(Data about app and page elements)

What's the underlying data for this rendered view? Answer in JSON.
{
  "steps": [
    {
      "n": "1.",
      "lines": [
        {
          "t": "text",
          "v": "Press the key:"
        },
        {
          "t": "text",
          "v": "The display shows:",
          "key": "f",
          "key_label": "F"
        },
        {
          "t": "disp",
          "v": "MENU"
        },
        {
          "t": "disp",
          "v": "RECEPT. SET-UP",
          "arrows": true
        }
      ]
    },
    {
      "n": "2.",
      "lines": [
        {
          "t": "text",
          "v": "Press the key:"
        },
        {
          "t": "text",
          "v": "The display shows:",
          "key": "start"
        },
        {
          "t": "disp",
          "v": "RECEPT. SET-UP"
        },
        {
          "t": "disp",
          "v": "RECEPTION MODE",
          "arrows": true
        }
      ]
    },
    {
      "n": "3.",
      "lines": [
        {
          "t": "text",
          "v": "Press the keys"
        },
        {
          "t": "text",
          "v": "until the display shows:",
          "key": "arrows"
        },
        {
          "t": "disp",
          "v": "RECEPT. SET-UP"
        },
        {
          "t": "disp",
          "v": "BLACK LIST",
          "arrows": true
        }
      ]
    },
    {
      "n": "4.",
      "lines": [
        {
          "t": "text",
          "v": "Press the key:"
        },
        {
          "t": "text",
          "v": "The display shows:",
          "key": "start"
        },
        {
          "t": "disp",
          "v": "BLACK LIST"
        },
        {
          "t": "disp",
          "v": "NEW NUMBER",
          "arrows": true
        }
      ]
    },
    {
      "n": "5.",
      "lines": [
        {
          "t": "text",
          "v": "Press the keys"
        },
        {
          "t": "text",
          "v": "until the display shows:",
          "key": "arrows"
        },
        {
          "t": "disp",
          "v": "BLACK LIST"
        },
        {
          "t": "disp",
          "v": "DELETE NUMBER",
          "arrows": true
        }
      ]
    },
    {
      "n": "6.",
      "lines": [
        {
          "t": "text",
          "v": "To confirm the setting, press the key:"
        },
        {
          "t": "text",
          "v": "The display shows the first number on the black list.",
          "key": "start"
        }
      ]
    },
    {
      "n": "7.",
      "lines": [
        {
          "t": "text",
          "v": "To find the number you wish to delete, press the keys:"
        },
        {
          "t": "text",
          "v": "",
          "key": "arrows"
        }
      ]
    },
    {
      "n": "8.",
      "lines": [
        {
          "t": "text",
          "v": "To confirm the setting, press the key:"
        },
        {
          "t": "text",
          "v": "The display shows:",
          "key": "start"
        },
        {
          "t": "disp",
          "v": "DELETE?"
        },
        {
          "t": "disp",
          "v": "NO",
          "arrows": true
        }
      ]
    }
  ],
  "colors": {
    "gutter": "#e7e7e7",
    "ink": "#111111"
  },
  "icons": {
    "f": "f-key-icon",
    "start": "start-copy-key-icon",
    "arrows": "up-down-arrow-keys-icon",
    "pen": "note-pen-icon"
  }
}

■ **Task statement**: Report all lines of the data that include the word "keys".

■ **Answer box**:
          "v": "Press the keys"
          "v": "Press the keys"
          "v": "To find the number you wish to delete, press the keys:"
    "arrows": "up-down-arrow-keys-icon",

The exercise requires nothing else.